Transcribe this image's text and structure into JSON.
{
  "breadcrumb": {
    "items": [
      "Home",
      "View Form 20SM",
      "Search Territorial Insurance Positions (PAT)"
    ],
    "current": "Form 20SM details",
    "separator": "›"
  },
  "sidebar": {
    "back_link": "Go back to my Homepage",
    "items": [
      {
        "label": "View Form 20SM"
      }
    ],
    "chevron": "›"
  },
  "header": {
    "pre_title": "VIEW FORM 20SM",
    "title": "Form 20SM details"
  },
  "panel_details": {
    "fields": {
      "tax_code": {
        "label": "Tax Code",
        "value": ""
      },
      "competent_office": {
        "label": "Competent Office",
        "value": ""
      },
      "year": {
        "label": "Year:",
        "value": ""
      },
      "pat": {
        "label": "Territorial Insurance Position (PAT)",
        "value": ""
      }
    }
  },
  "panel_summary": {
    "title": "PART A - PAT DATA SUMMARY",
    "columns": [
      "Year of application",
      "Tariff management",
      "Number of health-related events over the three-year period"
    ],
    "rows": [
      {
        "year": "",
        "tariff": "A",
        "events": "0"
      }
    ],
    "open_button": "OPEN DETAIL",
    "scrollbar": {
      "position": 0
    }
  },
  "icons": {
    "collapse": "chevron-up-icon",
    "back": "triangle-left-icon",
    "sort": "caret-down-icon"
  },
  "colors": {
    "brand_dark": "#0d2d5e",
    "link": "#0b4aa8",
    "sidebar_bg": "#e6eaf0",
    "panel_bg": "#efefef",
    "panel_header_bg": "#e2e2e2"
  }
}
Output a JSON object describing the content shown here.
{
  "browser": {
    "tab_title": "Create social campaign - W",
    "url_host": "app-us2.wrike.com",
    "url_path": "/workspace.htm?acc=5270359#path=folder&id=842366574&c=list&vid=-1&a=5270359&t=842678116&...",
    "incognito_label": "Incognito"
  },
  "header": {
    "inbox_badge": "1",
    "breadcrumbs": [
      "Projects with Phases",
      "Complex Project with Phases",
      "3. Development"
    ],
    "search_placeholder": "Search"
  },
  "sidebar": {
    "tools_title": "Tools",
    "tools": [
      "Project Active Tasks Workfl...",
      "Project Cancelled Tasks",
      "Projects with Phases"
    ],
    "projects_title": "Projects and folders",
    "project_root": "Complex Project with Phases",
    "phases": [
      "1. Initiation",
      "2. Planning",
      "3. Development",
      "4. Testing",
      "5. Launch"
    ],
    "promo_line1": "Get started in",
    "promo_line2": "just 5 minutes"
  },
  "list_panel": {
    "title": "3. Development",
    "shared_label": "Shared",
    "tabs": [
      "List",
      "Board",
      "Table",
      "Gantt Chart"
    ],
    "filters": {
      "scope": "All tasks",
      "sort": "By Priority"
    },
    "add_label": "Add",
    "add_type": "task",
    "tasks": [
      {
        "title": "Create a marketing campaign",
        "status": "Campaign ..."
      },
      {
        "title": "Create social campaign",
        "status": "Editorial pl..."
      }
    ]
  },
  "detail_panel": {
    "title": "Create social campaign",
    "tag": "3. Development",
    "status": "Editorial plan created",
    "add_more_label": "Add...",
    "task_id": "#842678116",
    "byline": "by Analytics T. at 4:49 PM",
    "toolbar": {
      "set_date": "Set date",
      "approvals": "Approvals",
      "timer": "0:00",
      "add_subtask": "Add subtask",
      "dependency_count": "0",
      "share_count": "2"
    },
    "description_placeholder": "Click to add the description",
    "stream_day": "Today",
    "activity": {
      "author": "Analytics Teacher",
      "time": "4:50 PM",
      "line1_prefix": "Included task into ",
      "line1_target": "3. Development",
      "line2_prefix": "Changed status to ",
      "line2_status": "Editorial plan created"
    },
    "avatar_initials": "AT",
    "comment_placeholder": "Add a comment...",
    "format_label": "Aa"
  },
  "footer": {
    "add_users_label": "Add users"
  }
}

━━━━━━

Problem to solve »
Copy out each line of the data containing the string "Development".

Answer box »
      "3. Development"
      "3. Development",
    "title": "3. Development",
    "tag": "3. Development",
      "line1_target": "3. Development",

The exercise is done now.